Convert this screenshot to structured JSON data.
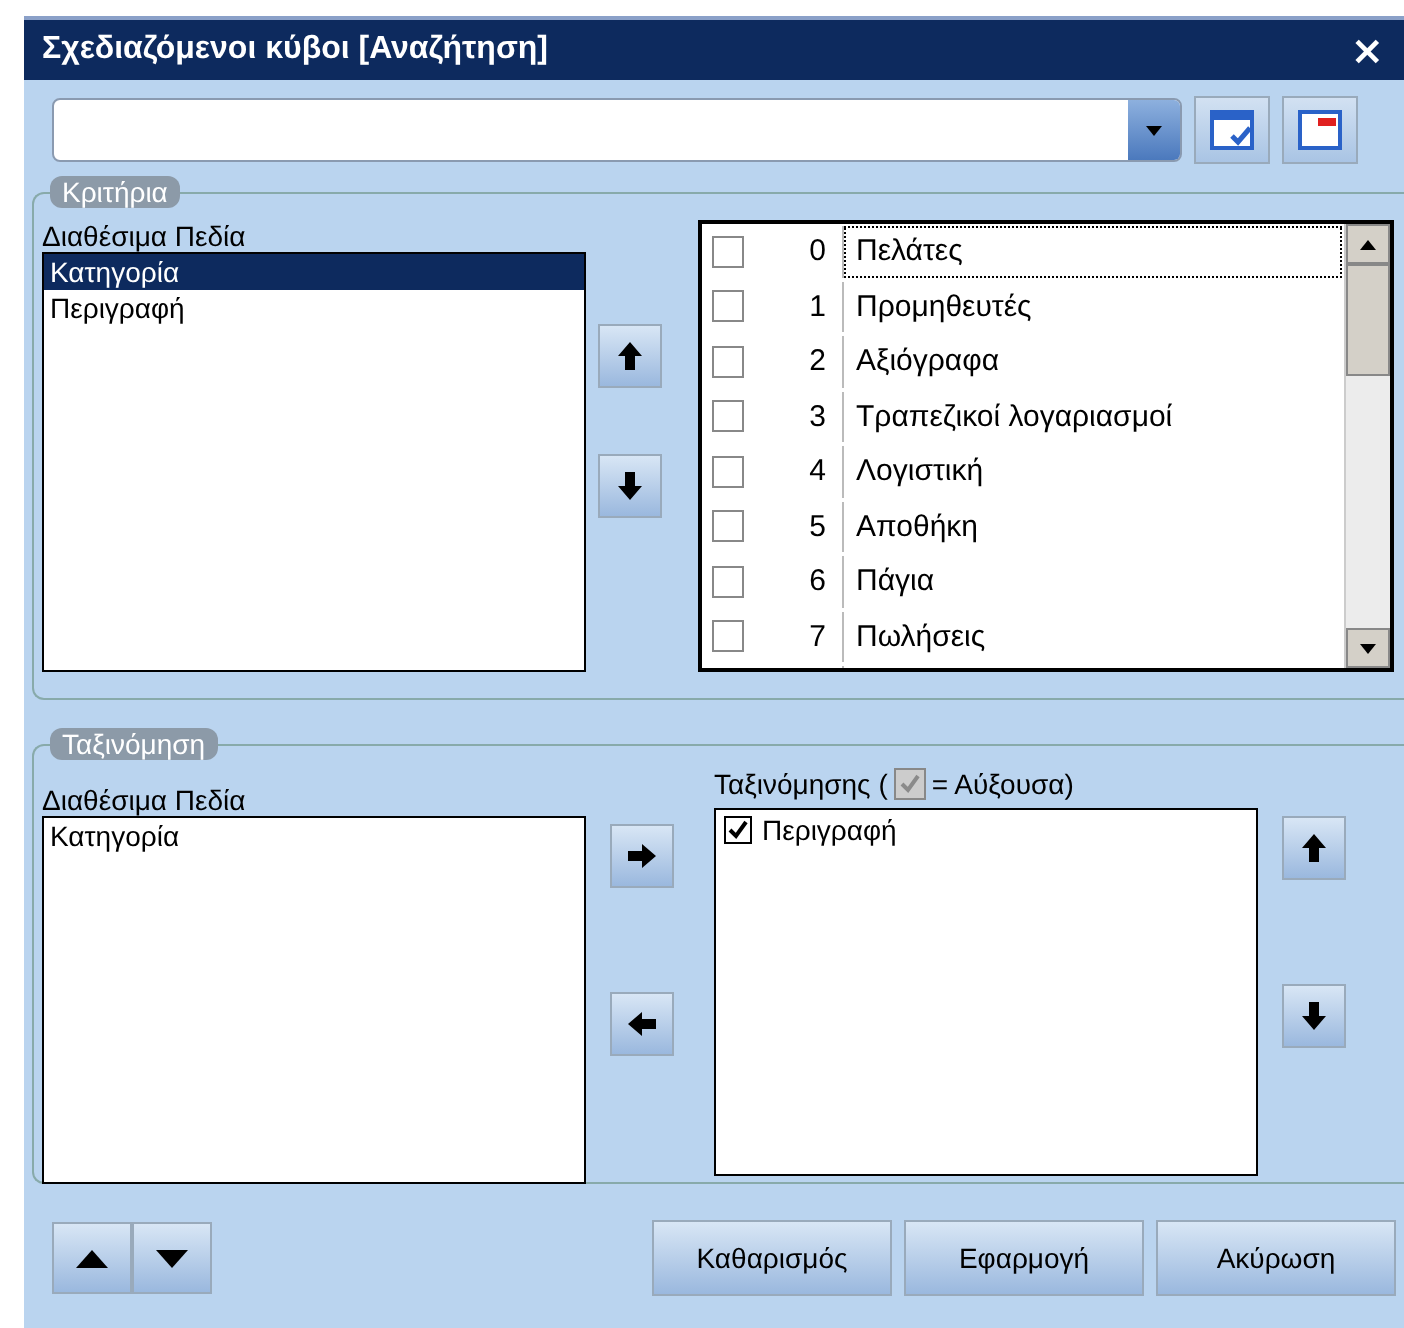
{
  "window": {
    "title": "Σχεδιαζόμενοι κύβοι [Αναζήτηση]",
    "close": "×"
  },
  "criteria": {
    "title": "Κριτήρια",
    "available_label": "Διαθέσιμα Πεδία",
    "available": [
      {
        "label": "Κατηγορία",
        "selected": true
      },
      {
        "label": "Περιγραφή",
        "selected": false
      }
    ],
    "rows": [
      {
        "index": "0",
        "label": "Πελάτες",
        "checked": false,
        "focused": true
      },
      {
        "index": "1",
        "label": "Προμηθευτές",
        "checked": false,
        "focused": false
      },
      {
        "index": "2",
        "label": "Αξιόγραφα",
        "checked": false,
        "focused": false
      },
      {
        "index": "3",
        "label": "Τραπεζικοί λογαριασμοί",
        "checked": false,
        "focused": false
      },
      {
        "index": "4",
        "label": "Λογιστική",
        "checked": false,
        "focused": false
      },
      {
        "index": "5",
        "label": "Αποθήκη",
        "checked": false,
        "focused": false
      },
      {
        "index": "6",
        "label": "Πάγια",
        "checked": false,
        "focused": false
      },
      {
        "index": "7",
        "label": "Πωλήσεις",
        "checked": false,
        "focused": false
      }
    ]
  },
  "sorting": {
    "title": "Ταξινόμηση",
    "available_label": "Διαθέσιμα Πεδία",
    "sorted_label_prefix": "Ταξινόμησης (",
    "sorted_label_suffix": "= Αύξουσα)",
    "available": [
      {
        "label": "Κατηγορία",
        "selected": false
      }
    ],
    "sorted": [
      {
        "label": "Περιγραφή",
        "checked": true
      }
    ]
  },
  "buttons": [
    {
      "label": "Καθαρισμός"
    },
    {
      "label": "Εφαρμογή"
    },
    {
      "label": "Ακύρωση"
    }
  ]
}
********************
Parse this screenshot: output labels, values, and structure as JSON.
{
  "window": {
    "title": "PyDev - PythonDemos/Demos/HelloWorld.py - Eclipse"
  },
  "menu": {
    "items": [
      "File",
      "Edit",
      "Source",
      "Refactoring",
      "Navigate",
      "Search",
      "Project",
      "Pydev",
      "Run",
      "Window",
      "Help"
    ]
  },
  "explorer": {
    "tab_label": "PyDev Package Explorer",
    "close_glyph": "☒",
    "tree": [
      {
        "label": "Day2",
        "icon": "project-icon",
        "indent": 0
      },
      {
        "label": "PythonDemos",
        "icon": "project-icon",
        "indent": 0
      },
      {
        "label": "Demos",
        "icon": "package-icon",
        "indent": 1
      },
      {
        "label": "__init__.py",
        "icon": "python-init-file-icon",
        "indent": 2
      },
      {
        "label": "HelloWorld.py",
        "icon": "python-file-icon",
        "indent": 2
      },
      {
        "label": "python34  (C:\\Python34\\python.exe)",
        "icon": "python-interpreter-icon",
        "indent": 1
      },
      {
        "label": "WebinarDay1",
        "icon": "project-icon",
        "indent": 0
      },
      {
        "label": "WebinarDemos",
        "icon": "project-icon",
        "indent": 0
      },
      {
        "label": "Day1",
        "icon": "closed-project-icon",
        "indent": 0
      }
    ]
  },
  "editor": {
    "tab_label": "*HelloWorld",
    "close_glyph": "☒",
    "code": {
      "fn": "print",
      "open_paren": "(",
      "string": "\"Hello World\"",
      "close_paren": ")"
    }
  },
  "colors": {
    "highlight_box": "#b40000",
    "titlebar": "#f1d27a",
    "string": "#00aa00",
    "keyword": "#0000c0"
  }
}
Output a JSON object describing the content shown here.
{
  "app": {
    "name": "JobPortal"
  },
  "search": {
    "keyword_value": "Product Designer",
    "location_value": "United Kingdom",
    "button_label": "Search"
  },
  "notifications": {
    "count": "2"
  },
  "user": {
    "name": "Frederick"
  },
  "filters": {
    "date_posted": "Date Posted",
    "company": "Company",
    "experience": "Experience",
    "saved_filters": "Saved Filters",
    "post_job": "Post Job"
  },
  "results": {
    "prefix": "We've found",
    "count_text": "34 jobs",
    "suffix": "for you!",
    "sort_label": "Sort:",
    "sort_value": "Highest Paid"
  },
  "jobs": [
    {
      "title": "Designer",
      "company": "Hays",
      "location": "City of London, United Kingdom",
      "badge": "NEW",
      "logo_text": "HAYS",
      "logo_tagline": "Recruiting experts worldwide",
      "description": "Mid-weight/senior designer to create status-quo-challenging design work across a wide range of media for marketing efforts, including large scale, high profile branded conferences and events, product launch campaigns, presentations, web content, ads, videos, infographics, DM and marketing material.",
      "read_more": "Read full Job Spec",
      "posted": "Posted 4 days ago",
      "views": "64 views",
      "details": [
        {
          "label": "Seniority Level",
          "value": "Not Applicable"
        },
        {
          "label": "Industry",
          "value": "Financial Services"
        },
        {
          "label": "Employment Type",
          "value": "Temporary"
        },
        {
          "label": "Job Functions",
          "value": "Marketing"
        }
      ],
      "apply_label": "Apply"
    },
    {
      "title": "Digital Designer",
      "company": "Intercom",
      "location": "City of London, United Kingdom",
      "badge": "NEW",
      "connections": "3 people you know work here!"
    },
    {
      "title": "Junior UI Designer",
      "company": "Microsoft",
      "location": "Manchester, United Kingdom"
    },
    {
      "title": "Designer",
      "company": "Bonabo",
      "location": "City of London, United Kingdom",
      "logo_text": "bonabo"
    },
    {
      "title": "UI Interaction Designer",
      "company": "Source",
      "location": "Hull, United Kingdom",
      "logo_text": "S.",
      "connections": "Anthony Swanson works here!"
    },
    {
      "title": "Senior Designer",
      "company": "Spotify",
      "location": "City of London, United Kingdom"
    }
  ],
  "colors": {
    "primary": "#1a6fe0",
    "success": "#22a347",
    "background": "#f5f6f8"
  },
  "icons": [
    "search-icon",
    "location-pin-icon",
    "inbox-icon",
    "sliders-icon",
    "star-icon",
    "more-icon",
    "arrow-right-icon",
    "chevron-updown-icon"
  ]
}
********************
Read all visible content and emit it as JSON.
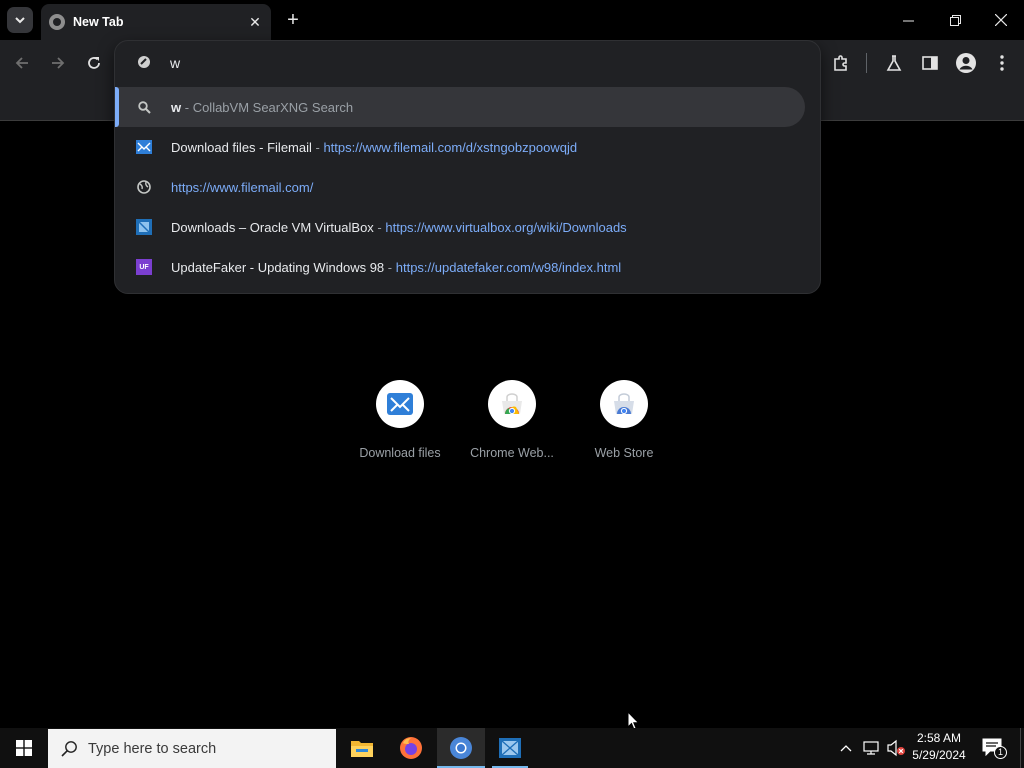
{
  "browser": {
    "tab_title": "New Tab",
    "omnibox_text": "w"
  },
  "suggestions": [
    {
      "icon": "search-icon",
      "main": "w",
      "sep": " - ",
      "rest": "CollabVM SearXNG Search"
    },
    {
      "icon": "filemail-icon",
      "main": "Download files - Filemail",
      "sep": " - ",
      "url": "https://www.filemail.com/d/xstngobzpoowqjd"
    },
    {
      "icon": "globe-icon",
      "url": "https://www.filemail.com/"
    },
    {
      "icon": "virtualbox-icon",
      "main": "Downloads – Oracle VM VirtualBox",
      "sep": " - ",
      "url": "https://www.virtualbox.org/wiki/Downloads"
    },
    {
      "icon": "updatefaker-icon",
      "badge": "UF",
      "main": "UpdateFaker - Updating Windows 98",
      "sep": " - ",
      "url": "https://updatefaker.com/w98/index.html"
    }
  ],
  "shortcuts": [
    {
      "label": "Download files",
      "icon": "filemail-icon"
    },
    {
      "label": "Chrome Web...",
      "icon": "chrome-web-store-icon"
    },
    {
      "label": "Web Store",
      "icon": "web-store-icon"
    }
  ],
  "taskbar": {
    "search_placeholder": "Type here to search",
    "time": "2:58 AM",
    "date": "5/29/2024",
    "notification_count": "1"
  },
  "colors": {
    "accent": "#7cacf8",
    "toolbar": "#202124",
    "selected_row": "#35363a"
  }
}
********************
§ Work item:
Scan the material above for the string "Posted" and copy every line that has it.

§ Solved exercise:
    "date_posted": "Date Posted",
      "posted": "Posted 4 days ago",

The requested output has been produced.